Exercise brief -> Write out the data exactly, please, and omit the pictures.
Exercise inputs section start
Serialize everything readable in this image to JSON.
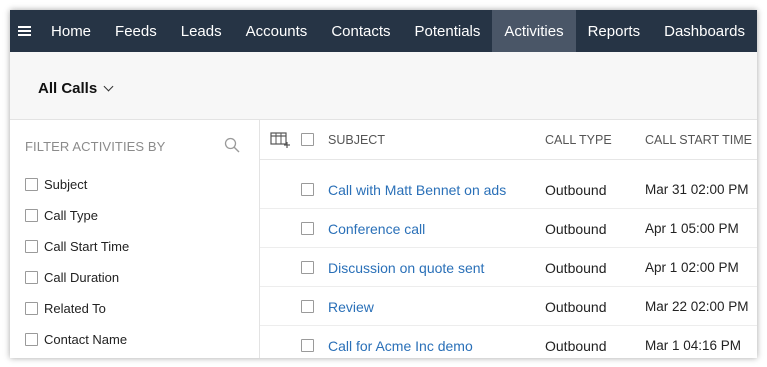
{
  "nav": {
    "items": [
      {
        "label": "Home"
      },
      {
        "label": "Feeds"
      },
      {
        "label": "Leads"
      },
      {
        "label": "Accounts"
      },
      {
        "label": "Contacts"
      },
      {
        "label": "Potentials"
      },
      {
        "label": "Activities"
      },
      {
        "label": "Reports"
      },
      {
        "label": "Dashboards"
      }
    ],
    "active": "Activities"
  },
  "view": {
    "label": "All Calls"
  },
  "filter": {
    "title": "FILTER ACTIVITIES BY",
    "items": [
      {
        "label": "Subject"
      },
      {
        "label": "Call Type"
      },
      {
        "label": "Call Start Time"
      },
      {
        "label": "Call Duration"
      },
      {
        "label": "Related To"
      },
      {
        "label": "Contact Name"
      }
    ]
  },
  "table": {
    "columns": {
      "subject": "SUBJECT",
      "type": "CALL TYPE",
      "start": "CALL START TIME"
    },
    "rows": [
      {
        "subject": "Call with Matt Bennet on ads",
        "type": "Outbound",
        "start": "Mar 31 02:00 PM"
      },
      {
        "subject": "Conference call",
        "type": "Outbound",
        "start": "Apr 1 05:00 PM"
      },
      {
        "subject": "Discussion on quote sent",
        "type": "Outbound",
        "start": "Apr 1 02:00 PM"
      },
      {
        "subject": "Review",
        "type": "Outbound",
        "start": "Mar 22 02:00 PM"
      },
      {
        "subject": "Call for Acme Inc demo",
        "type": "Outbound",
        "start": "Mar 1 04:16 PM"
      }
    ]
  },
  "colors": {
    "nav_bg": "#263445",
    "nav_active": "#4a5667",
    "link": "#2a70b8"
  },
  "icons": {
    "menu": "hamburger-icon",
    "search": "search-icon",
    "columns": "column-settings-icon",
    "dropdown": "chevron-down-icon"
  }
}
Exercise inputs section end
Exercise answer ->
Serialize everything readable in this image to JSON.
{
  "nav": {
    "items": [
      {
        "label": "Home"
      },
      {
        "label": "Feeds"
      },
      {
        "label": "Leads"
      },
      {
        "label": "Accounts"
      },
      {
        "label": "Contacts"
      },
      {
        "label": "Potentials"
      },
      {
        "label": "Activities"
      },
      {
        "label": "Reports"
      },
      {
        "label": "Dashboards"
      }
    ],
    "active": "Activities"
  },
  "view": {
    "label": "All Calls"
  },
  "filter": {
    "title": "FILTER ACTIVITIES BY",
    "items": [
      {
        "label": "Subject"
      },
      {
        "label": "Call Type"
      },
      {
        "label": "Call Start Time"
      },
      {
        "label": "Call Duration"
      },
      {
        "label": "Related To"
      },
      {
        "label": "Contact Name"
      }
    ]
  },
  "table": {
    "columns": {
      "subject": "SUBJECT",
      "type": "CALL TYPE",
      "start": "CALL START TIME"
    },
    "rows": [
      {
        "subject": "Call with Matt Bennet on ads",
        "type": "Outbound",
        "start": "Mar 31 02:00 PM"
      },
      {
        "subject": "Conference call",
        "type": "Outbound",
        "start": "Apr 1 05:00 PM"
      },
      {
        "subject": "Discussion on quote sent",
        "type": "Outbound",
        "start": "Apr 1 02:00 PM"
      },
      {
        "subject": "Review",
        "type": "Outbound",
        "start": "Mar 22 02:00 PM"
      },
      {
        "subject": "Call for Acme Inc demo",
        "type": "Outbound",
        "start": "Mar 1 04:16 PM"
      }
    ]
  },
  "colors": {
    "nav_bg": "#263445",
    "nav_active": "#4a5667",
    "link": "#2a70b8"
  },
  "icons": {
    "menu": "hamburger-icon",
    "search": "search-icon",
    "columns": "column-settings-icon",
    "dropdown": "chevron-down-icon"
  }
}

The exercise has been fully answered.